▸ DIRECTIONS FOR THIS TASK:
Using the entries that follow, collect the lines where the word "value" appears.
START MATERIAL SUPPLIED
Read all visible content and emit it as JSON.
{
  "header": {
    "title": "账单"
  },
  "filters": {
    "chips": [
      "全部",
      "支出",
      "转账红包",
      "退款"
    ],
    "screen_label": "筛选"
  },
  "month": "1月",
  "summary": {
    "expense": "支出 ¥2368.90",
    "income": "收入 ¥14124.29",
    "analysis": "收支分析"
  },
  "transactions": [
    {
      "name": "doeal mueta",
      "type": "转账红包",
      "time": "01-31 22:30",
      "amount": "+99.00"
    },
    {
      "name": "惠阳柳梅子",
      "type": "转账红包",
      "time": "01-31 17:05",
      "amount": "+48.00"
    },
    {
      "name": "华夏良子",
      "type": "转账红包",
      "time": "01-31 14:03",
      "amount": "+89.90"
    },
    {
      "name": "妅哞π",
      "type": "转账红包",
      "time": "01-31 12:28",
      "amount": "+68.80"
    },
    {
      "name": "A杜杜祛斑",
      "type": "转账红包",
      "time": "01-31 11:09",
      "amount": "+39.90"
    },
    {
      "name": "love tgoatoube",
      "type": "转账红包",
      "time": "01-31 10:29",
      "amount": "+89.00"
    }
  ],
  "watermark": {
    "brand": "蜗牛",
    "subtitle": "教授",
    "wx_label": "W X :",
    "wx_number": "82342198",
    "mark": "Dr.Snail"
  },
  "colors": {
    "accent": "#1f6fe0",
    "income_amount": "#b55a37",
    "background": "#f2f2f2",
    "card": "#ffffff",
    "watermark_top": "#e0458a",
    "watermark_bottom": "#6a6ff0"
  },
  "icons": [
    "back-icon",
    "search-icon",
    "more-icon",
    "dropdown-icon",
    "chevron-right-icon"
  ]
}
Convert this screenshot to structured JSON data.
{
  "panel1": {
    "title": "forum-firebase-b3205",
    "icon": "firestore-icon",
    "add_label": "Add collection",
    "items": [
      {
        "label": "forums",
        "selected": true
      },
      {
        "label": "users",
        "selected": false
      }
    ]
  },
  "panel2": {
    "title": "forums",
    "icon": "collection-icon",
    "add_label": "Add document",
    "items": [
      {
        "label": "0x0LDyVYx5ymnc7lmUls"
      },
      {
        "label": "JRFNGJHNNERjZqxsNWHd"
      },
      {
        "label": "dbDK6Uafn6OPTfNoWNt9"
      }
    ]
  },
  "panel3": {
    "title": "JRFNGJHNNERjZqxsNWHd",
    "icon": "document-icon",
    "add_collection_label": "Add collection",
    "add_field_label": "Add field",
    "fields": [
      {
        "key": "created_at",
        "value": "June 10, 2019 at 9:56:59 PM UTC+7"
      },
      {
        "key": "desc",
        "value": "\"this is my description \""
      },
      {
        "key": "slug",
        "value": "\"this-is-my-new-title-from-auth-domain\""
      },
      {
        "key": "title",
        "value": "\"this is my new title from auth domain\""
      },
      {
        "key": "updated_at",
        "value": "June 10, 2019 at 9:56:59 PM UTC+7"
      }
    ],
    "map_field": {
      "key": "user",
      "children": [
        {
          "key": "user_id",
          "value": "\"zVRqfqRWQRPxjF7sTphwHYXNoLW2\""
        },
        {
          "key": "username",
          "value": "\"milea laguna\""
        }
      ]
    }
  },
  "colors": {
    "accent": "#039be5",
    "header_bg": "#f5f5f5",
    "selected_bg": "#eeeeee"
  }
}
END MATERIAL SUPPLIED
▸ REPLY TO THE EXERCISE:
        "value": "June 10, 2019 at 9:56:59 PM UTC+7"
        "value": "\"this is my description \""
        "value": "\"this-is-my-new-title-from-auth-domain\""
        "value": "\"this is my new title from auth domain\""
        "value": "June 10, 2019 at 9:56:59 PM UTC+7"
          "value": "\"zVRqfqRWQRPxjF7sTphwHYXNoLW2\""
          "value": "\"milea laguna\""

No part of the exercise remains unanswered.